Work order: Count each line below that has the word "mybatis" in it, and give only the total.

(Stored items from a collection)
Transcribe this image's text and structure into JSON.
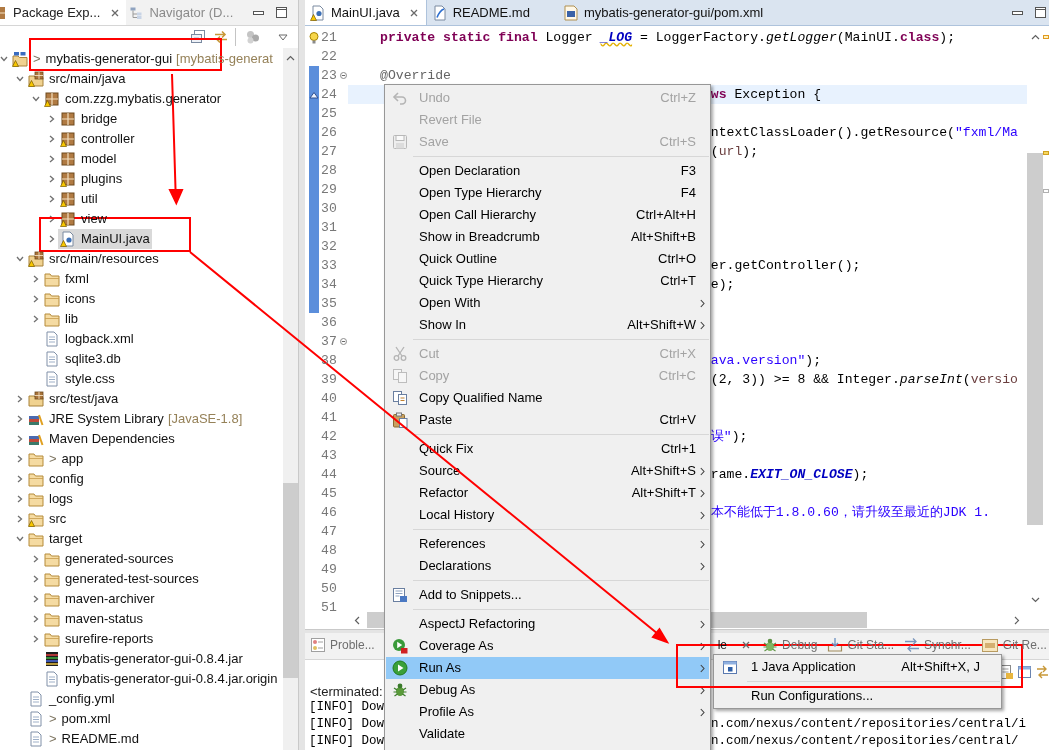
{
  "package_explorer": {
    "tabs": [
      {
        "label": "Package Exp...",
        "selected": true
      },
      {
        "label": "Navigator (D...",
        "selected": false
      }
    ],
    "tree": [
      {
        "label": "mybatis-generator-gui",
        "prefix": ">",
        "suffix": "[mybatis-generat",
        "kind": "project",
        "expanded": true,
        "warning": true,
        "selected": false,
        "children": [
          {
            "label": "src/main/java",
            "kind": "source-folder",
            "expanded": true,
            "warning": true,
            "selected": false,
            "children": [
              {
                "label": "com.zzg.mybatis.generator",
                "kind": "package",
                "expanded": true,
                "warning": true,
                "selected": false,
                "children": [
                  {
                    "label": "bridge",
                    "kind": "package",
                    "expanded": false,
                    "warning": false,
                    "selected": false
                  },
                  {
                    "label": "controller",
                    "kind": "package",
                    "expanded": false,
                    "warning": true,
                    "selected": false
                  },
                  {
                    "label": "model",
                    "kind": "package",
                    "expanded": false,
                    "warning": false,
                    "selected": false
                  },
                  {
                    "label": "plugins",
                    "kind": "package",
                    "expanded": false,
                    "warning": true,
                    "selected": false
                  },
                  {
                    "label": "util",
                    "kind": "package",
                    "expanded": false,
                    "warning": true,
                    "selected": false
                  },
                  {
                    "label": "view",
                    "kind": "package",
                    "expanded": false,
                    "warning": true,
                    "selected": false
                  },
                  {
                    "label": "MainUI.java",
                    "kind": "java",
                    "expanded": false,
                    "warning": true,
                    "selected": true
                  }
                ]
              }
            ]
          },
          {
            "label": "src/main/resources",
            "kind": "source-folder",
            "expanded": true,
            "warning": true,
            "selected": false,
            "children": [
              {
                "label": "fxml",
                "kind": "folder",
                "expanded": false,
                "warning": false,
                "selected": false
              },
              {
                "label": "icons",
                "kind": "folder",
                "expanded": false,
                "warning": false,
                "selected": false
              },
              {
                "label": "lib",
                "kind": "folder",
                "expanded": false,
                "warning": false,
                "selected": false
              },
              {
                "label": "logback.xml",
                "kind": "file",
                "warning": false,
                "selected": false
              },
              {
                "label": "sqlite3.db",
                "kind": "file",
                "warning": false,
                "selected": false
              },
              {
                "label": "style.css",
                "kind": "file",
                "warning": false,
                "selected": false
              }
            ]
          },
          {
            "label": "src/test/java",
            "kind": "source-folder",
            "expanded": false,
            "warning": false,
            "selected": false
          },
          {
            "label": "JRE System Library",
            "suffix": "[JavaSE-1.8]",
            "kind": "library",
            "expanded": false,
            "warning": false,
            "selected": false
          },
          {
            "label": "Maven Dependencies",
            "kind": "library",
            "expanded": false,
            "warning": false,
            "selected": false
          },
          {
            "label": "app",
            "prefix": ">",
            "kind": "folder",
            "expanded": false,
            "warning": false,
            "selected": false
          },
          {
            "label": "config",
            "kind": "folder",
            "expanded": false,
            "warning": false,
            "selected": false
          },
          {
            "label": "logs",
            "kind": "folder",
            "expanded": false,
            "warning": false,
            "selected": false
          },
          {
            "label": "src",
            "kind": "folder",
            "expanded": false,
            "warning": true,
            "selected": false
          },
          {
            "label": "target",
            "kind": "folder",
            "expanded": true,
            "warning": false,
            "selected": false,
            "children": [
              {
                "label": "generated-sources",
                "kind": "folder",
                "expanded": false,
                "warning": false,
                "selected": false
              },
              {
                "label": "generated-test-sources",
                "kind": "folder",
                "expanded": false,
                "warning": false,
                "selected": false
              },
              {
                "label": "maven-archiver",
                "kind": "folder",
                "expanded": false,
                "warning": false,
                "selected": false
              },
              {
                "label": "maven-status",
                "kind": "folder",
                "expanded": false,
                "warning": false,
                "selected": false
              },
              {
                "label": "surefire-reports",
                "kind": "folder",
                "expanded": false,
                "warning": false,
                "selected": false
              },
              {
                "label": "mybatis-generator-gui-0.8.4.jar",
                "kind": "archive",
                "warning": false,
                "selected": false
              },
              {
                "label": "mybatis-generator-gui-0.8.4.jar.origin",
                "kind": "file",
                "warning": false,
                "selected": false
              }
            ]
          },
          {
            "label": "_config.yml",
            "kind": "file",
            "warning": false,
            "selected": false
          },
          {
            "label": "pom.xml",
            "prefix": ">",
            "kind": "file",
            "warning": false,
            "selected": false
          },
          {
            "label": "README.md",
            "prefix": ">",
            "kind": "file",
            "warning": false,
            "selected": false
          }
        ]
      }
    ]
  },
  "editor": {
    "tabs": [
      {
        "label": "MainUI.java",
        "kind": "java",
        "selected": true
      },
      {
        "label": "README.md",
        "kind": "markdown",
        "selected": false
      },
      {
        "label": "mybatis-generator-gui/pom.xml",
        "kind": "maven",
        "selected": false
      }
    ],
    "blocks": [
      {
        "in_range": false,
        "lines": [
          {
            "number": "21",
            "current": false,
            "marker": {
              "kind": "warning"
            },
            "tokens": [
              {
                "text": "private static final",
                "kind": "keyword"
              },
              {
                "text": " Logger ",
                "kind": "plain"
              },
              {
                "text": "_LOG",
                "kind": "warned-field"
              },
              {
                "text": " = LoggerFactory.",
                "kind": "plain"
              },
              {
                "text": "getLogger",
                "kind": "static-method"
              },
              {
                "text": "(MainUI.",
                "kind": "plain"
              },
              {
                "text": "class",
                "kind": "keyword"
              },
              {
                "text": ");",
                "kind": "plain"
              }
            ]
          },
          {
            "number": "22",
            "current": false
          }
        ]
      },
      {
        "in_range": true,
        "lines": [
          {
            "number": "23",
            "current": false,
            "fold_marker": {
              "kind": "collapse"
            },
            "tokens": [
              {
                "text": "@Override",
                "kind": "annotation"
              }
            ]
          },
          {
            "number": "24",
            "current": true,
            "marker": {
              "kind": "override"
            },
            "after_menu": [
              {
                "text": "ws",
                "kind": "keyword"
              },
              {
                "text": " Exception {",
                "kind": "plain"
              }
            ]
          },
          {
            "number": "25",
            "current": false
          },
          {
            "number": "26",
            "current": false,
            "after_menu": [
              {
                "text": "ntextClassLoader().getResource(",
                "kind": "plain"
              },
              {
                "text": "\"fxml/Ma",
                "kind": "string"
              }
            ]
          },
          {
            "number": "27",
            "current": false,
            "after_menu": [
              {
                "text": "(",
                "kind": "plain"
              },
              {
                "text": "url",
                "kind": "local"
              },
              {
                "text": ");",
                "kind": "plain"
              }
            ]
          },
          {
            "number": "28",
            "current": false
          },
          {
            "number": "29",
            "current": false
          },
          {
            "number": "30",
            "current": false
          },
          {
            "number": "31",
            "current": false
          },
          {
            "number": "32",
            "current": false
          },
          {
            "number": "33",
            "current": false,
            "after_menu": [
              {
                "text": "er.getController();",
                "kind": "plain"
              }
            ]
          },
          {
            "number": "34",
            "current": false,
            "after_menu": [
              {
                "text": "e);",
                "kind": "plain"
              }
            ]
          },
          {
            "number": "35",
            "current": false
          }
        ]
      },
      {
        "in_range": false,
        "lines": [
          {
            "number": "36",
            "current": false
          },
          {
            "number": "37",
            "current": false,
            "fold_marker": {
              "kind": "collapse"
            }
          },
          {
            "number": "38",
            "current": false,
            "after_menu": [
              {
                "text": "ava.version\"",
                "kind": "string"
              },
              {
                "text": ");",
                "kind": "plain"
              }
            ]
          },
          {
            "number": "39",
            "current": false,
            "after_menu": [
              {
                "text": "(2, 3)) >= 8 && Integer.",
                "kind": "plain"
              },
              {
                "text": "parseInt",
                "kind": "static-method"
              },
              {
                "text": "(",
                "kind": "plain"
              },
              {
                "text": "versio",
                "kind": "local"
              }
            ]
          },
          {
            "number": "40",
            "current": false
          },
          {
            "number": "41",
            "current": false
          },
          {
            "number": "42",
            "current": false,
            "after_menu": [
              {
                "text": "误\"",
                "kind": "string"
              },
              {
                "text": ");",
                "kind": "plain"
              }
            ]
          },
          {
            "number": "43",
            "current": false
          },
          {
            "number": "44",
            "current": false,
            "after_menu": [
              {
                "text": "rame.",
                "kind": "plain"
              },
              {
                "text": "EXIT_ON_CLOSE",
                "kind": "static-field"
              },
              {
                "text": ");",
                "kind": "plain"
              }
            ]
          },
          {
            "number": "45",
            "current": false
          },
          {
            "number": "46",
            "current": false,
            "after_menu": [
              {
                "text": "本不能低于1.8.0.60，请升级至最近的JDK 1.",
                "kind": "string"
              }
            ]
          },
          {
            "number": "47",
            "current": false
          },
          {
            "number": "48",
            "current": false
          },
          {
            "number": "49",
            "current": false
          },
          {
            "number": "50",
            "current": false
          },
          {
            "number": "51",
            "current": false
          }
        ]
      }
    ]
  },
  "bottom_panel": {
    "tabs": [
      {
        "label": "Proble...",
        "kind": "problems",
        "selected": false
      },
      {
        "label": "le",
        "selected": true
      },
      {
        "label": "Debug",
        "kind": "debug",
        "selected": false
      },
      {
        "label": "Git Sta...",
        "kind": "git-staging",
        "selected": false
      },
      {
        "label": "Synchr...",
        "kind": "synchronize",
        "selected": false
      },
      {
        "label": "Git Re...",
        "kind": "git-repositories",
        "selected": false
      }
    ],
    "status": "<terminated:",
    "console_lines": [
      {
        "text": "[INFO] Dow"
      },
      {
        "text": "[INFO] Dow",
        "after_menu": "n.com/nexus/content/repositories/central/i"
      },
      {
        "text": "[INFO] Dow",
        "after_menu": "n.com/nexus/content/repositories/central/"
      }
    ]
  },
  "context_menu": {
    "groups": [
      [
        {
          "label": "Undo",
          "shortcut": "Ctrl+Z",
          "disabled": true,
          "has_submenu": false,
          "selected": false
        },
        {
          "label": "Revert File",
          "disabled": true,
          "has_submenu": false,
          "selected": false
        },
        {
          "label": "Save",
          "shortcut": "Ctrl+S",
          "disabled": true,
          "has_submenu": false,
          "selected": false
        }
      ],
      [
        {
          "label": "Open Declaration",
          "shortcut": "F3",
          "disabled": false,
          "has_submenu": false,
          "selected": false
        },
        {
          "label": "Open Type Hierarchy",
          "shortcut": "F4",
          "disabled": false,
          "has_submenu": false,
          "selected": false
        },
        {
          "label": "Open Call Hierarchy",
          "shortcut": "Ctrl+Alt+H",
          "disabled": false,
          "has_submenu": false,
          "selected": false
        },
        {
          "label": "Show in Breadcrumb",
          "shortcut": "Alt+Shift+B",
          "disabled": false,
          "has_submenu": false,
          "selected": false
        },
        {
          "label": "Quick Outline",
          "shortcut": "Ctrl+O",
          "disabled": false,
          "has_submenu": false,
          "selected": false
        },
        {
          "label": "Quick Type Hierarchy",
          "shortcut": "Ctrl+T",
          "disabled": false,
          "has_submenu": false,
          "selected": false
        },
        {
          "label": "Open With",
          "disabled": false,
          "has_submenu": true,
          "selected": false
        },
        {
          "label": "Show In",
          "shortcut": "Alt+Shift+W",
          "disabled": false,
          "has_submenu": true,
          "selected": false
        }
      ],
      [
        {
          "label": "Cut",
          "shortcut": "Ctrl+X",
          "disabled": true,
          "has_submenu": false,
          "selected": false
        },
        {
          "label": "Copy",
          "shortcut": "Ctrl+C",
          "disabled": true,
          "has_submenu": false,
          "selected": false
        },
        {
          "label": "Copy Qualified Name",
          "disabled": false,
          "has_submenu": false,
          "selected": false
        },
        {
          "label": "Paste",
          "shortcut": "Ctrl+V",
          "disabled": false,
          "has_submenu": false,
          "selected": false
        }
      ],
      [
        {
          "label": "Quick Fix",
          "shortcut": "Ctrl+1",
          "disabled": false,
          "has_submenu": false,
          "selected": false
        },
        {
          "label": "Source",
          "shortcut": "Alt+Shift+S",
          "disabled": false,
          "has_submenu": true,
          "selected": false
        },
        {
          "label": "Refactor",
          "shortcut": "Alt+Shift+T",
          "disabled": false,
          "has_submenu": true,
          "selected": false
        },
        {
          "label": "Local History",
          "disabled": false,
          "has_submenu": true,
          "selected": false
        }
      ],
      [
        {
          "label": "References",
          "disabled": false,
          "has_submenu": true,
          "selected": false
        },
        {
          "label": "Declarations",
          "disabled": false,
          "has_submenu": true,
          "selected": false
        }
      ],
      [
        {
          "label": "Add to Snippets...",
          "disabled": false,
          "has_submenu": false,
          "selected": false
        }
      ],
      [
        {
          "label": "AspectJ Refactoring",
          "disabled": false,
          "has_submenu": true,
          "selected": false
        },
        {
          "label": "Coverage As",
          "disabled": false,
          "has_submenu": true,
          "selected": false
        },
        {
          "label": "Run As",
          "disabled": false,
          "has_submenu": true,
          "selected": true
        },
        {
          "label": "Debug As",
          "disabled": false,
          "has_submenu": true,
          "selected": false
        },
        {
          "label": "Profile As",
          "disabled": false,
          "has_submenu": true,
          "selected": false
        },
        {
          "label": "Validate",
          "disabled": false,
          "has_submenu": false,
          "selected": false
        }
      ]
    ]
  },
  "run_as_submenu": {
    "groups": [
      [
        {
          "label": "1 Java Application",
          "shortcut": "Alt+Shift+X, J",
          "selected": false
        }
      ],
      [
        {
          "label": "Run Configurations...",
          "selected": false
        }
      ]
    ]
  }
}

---

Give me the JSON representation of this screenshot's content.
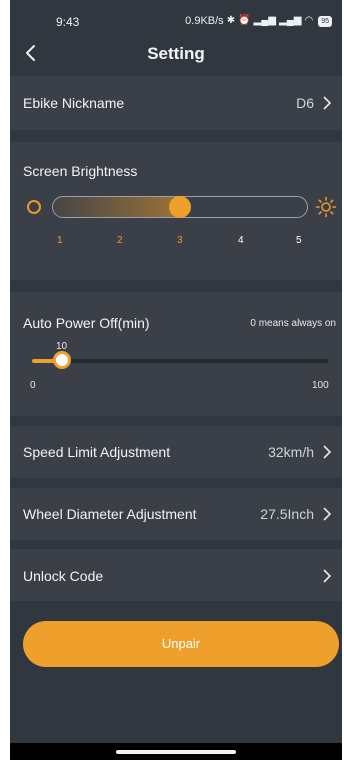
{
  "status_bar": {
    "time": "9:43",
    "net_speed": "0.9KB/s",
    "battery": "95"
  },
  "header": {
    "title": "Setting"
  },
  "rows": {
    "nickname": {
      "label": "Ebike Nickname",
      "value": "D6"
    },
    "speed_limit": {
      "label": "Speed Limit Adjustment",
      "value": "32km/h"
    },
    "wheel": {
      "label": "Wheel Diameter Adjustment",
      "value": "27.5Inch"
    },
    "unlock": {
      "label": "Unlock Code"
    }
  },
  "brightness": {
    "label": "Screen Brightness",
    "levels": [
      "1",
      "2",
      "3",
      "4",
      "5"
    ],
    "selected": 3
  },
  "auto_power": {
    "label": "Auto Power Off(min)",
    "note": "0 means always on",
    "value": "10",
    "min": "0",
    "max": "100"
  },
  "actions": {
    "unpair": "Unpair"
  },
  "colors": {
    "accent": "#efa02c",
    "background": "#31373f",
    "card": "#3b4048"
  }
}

Answer for this exercise: 6